earlyreading-badge1-300x300I do not go to the movies to answer life’s questions.  Instead, I prefer the excitement of an espionage talk or the laughs from a comedy. Maybe that is why I enjoyed watching “Back to the Future” with my oldest grandkids last weekend. The 1985 adventures of Marty McFly racing back into the 50’s do not cause deep soul searching, but it did prompt a “cerebral itch.”

As part of the Annie E. Casey Foundation network, Kentucky Youth Advocates was involved in today’s release of the KIDS COUNT Data Snapshot around early reading proficiency. The numbers paint a dismal scene in which only one in three 4th graders meet national proficiency standards for reading. The data in this report are from national standards (NAEP) which are different from Kentucky’s state “reading at grade level” standards.

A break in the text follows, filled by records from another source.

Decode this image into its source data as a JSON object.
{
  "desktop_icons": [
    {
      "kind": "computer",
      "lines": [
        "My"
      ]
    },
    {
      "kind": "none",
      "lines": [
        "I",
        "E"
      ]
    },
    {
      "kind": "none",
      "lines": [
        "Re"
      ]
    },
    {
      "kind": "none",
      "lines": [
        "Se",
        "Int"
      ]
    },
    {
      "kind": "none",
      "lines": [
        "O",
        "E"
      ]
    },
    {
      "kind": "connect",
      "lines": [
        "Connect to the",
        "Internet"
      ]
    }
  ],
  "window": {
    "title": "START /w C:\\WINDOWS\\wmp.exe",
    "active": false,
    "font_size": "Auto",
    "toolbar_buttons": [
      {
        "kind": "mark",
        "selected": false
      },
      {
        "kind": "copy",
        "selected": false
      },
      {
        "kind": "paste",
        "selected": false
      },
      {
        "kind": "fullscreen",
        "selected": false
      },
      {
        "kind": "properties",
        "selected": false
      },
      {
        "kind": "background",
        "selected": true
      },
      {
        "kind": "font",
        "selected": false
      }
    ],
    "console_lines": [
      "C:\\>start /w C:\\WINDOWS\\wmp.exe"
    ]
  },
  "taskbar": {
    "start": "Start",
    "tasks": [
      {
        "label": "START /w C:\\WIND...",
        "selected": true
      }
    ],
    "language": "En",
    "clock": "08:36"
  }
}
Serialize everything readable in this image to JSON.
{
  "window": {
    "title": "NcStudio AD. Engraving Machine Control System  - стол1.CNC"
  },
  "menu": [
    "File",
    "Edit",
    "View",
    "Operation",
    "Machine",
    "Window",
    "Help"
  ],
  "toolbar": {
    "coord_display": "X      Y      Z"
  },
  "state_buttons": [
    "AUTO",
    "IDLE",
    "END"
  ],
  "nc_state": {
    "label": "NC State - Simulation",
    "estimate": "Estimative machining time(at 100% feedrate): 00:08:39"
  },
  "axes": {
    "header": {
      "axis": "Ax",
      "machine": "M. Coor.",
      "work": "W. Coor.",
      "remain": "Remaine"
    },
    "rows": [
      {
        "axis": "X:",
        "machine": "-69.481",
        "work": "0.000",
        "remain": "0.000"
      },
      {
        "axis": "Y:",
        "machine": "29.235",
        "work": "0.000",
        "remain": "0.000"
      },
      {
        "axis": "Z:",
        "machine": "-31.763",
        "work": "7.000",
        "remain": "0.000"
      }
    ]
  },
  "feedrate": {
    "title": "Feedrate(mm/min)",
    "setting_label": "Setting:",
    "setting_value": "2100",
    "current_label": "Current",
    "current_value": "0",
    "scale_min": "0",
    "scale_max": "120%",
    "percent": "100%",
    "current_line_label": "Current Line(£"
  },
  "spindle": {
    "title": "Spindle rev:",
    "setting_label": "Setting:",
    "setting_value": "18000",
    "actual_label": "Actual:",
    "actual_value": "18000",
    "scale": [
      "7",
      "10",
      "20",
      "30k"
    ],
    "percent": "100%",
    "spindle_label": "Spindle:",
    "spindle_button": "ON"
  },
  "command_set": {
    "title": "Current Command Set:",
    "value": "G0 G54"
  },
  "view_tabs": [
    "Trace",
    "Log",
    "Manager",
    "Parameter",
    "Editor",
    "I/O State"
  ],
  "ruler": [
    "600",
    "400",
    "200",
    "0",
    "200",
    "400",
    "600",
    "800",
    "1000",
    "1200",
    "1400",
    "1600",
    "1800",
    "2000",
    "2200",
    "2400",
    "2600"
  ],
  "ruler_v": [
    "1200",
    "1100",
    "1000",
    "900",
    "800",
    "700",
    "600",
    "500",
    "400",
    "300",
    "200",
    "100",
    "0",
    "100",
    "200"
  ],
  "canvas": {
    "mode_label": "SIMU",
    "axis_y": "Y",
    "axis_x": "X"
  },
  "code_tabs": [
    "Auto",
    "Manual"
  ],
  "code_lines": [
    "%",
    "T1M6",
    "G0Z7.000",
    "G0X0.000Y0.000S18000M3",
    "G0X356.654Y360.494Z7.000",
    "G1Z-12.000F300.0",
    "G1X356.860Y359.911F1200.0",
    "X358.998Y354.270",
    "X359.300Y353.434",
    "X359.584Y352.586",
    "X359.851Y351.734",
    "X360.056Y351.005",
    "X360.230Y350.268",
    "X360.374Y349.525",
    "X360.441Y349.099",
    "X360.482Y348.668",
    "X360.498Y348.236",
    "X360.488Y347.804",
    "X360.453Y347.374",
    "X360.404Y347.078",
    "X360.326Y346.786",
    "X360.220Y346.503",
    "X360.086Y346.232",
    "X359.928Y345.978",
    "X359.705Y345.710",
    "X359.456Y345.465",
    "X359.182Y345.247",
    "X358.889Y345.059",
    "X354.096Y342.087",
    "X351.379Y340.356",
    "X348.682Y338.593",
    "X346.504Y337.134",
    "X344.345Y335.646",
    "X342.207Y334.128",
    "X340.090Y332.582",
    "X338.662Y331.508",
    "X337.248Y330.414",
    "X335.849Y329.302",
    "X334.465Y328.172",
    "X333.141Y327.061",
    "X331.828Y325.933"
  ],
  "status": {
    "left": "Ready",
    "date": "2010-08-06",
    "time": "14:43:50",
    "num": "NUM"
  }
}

And while the good news is that Kentucky essentially mirrors national achievement, the bad news is that one in three youngsters being proficient in reading is simply not good enough. Even more troubling is that Kentucky is one of only twelve states in which the reading gap between higher- and lower-income students greatly widened from 2003 to 2013. Given the increased child poverty levels we are seeing across the Commonwealth, reading proficiency simply cannot become a function of economics.

I just wonder what would happen if schools “went back to the future” to help us move forward.

Currently, the web of any state department of education web site; the annual report of most school districts; and, seemingly every issue of every national periodical reveal a singular obsession with what students must learn. Common core. Curricular alignment. Silver bullet pedagogies. Those topics are important for today’s educators. But it is important for schools to go beyond common core and think about factors impacting the learners themselves.

A trip “back to the future” in the 1980s and 1990s would take us to a day when learners’ “development needs” often drove the agenda. Back then, in the opening days of the Kentucky Education Reform Act, Kentucky launched an exciting innovation around ungraded primary classrooms as a direct response to developmental needs. That sea of change in how young children learned drew national attention.

At the same time, Kentucky educators launched a middle school revolution around development characteristics of early adolescents. Later in the 1990s, Ted Sizer and his Coalition of Essential Schools invaded the Commonwealth and tackled secondary school reform by elegantly asking what older adolescents were like rather than creating artificially imposed content.

I am all for academic rigor. I want that for my grandkids and for every young person. But, children in classrooms today often face extreme challenges such as health conditions and family economic instability that impact their ability to learn. There may be no effort that carries more potential to boost reading than if schools paid attention to issues that transcend the schoolhouse door.

With more than one in four Kentucky children living in poverty, it is crucial to help families become financially secure. A state Earned Income Credit is an example of a policy that can help kids get on track academically while families get on track financially.

Early education is also a critical area of importance to put kids on the right track for success. Restored funding for child care assistance, which was recently proposed in the Governor’s budget, will ensure that young children can be cared for in safe, structured environments that will prepare them for kindergarten. Additionally, the Governor proposed expanding the income eligibility for preschool so more children can attend and start kindergarten ready to learn.

Adequate funding for K-12 education is also an important part of ensuring quality instruction for all students. Kentucky education funding has not kept pace with higher expectations for student achievement. The investments in education outlined by the Governor in his budget will truly make an impact on student learning and we commend him for reflecting his commitment to education in the budget allocations he recommends.

Kids face great challenges today. But I believe that focus on learners will lead us forward to a new day of unprecedented academic achievement.